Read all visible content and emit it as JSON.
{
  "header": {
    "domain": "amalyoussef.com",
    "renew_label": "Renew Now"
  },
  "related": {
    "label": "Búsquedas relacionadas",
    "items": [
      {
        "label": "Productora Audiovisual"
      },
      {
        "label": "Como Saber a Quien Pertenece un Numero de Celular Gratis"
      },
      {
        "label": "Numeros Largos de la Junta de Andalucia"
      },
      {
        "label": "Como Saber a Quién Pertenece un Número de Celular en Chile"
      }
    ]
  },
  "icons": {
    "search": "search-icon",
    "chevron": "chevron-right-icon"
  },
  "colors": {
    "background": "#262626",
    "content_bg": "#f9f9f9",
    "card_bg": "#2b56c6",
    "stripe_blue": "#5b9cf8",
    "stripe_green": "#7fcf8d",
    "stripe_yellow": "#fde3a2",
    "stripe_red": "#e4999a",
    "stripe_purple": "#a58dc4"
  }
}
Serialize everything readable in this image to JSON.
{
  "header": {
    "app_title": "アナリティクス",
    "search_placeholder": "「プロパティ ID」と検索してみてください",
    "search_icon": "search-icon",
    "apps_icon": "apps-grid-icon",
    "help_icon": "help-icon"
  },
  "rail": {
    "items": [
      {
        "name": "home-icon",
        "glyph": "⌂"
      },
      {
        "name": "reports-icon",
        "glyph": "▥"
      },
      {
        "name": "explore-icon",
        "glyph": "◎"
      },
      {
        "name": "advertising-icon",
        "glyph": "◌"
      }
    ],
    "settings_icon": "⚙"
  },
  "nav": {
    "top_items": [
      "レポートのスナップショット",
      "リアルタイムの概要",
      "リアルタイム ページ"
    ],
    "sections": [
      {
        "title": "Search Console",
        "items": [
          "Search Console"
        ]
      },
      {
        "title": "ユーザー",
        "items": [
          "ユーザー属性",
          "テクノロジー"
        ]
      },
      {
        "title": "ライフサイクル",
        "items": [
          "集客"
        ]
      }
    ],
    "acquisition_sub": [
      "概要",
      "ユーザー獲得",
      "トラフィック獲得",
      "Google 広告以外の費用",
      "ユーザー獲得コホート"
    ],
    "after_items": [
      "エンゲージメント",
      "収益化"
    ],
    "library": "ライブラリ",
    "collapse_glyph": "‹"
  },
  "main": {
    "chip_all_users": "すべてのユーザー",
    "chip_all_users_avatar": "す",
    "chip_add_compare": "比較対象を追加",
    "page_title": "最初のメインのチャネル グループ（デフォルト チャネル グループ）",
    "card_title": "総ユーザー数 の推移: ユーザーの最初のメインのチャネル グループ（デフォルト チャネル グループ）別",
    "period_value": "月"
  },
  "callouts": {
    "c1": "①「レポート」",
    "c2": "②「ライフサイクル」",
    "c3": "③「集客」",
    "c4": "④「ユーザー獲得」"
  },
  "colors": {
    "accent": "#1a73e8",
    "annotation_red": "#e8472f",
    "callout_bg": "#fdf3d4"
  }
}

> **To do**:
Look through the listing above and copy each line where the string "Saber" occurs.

> **Your solution**:
        "label": "Como Saber a Quien Pertenece un Numero de Celular Gratis"
        "label": "Como Saber a Quién Pertenece un Número de Celular en Chile"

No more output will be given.